The flow of the novel is fast. Even so, Mosh It Up finds ways to mix up the otherwise standard first person POV narrative.
The easiest difference to spot is the use of present tense verbs as opposed to past tense which invites the reader to ride along inside Boop’s as the actions take place; there is no self-reflection of a future Boop recounting this to a reader with pearls of wisdom and insight on the gravity of a situation—there is only the present, there is only that exact moment, right then and there.
Transitions between chapters vary from screenplay format to poetry to lists, all of which add variety as well as authenticity to the Bay Area Boop’s tale takes place in. Another interesting decision: Slipping into another character’s head as Boop imagines how that person thinks or perceives a situation or person (usually Boop herself)—and, not only that, writing that imagined perception in present tense, first person POV.
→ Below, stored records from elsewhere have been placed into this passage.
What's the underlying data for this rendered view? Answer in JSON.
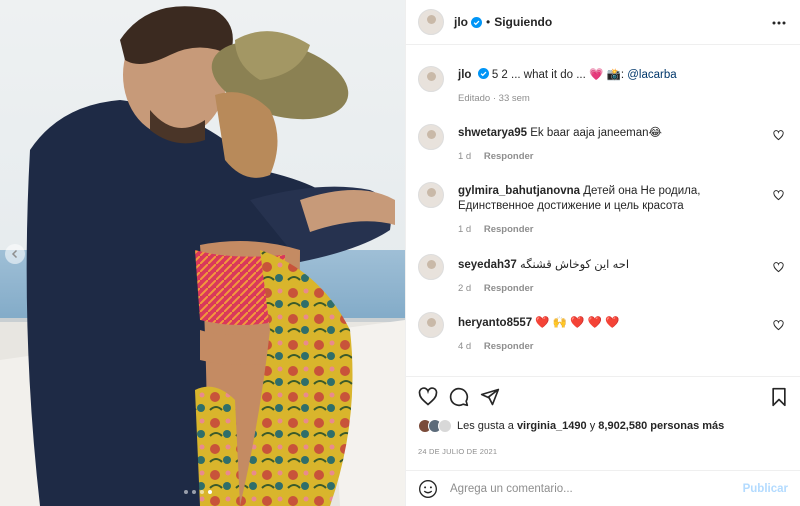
{
  "post": {
    "username": "jlo",
    "dot": "•",
    "follow_status": "Siguiendo",
    "caption": {
      "text": "5 2 ... what it do ... 💗 📸:",
      "mention": "@lacarba",
      "edited": "Editado · 33 sem"
    },
    "photo_alt": "Couple kissing on a yacht",
    "carousel": {
      "count": 4,
      "active": 4
    }
  },
  "comments": [
    {
      "user": "shwetarya95",
      "text": "Ek baar aaja janeeman😂",
      "time": "1 d",
      "reply": "Responder"
    },
    {
      "user": "gylmira_bahutjanovna",
      "text": "Детей она Не родила, Единственное достижение и цель красота",
      "time": "1 d",
      "reply": "Responder"
    },
    {
      "user": "seyedah37",
      "text": "احه این کوخاش قشنگه",
      "time": "2 d",
      "reply": "Responder"
    },
    {
      "user": "heryanto8557",
      "text": "❤️ 🙌 ❤️ ❤️ ❤️",
      "time": "4 d",
      "reply": "Responder"
    }
  ],
  "likes": {
    "prefix": "Les gusta a",
    "user": "virginia_1490",
    "middle": "y",
    "count": "8,902,580 personas más"
  },
  "date": "24 DE JULIO DE 2021",
  "composer": {
    "placeholder": "Agrega un comentario...",
    "publish_label": "Publicar"
  },
  "colors": {
    "verified": "#0095f6",
    "publish_disabled": "#b3dbff",
    "secondary_text": "#8e8e8e"
  },
  "icons": [
    "more-icon",
    "heart-icon",
    "comment-icon",
    "share-icon",
    "bookmark-icon",
    "emoji-icon",
    "chevron-left-icon",
    "verified-icon"
  ]
}
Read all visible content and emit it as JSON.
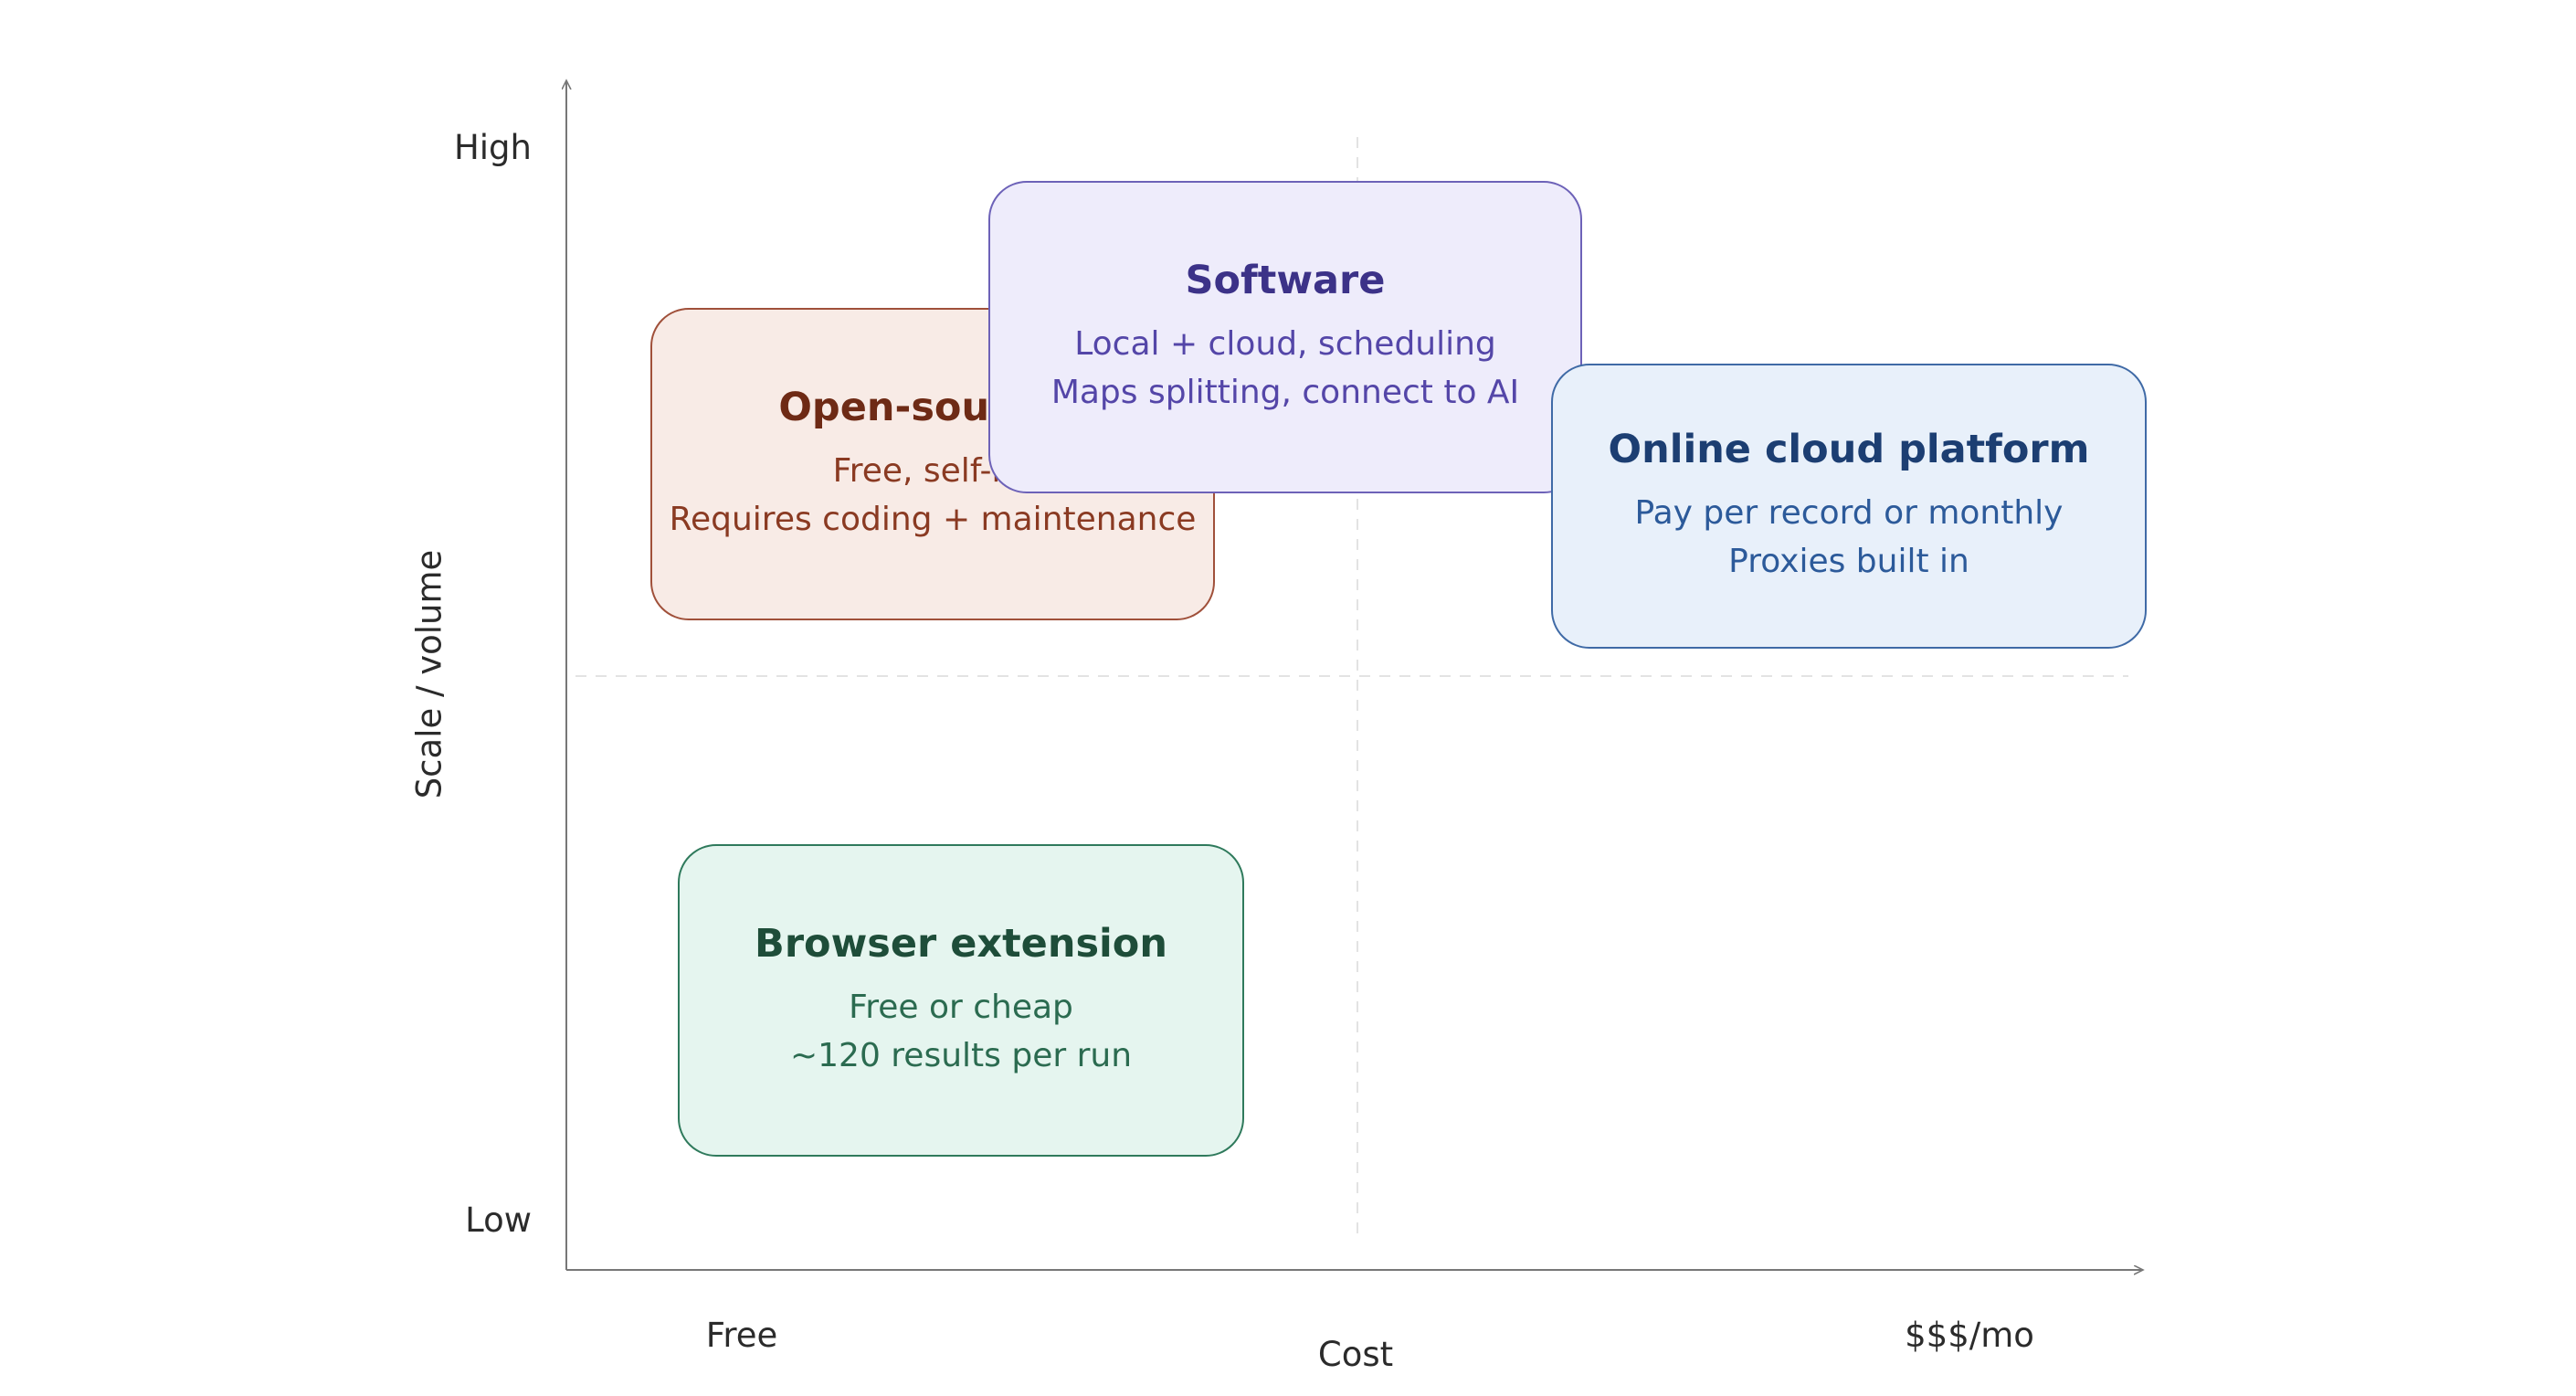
{
  "axes": {
    "y_label": "Scale / volume",
    "y_high": "High",
    "y_low": "Low",
    "x_label": "Cost",
    "x_low": "Free",
    "x_high": "$$$/mo"
  },
  "quadrants": {
    "open_source": {
      "title": "Open-source /",
      "line1": "Free, self-ho",
      "line2": "Requires coding + maintenance",
      "fill": "#f8ebe6",
      "border": "#a0503a",
      "title_color": "#6e2a15",
      "text_color": "#8a3a22"
    },
    "software": {
      "title": "Software",
      "line1": "Local + cloud, scheduling",
      "line2": "Maps splitting, connect to AI",
      "fill": "#eeecfb",
      "border": "#6d62b8",
      "title_color": "#3c3288",
      "text_color": "#5446a8"
    },
    "online_cloud": {
      "title": "Online cloud platform",
      "line1": "Pay per record or monthly",
      "line2": "Proxies built in",
      "fill": "#e8f0fa",
      "border": "#3f6aa6",
      "title_color": "#1c3e72",
      "text_color": "#2c5a9a"
    },
    "browser_extension": {
      "title": "Browser extension",
      "line1": "Free or cheap",
      "line2": "~120 results per run",
      "fill": "#e5f5ef",
      "border": "#2f7a5c",
      "title_color": "#1e4d39",
      "text_color": "#2b6b50"
    }
  }
}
Then there’s the fact that the book starts off with Boop’s ending: She ends up happy, safe, and loved. Of course, one of the major differences is that Boop’s future hubby doesn’t show up until roughly the last ten to fifteen percent of the book.
The only real downside is the ending comes too quickly. Everything is wrapped up, haphazardly, which suits the way the wayward protagonist is; however, Ruby’s own author’s note acknowledges that Mosh It Up had been longer in the previous drafts. Perhaps something got lost with the changes. The last ten percent or so of the book leaves some loose ends that with a bit of a concerning sour note, regardless of the knowledge that Boop ends up okay a few years down the track—but you can’t really say “she’s fine in the end” because you, the reader, can’t really know for sure. You aren’t there to experience. That assurance comes secondhand.
All in all, Mosh It Up is an addictive read, set in a scene that many readers would doubtless love to know more about—feel some extra “flesh” in the narrative. Solid, lyrical, and wonderfully human, Mosh It Up makes for an engrossing read. Boop embodies an oft-quoted line from The Perks of Being a Wallflower, “We accept the love we believe we deserve,” which makes Boop a relatable character as well as a protagonist readers will want to cheer for.
Through every success, failure, backslide, and surprising large step forward, Mosh It Up is full of a raw beat that is sometimes dirty, sometimes sad, and nearly always heartbreaking. Boop’s story is extremely human. Ruby’s way with words captivates and often deserves a second or third reading to catch all the subtleties present. Like a good piece of music, there is more than one way to experience this novel.
Mindela Ruby received her from Ph.D. at University of California, Berkeley, and currently teaches college, moonlighting as a writing coach and editor. MOSH IT UP is her first book.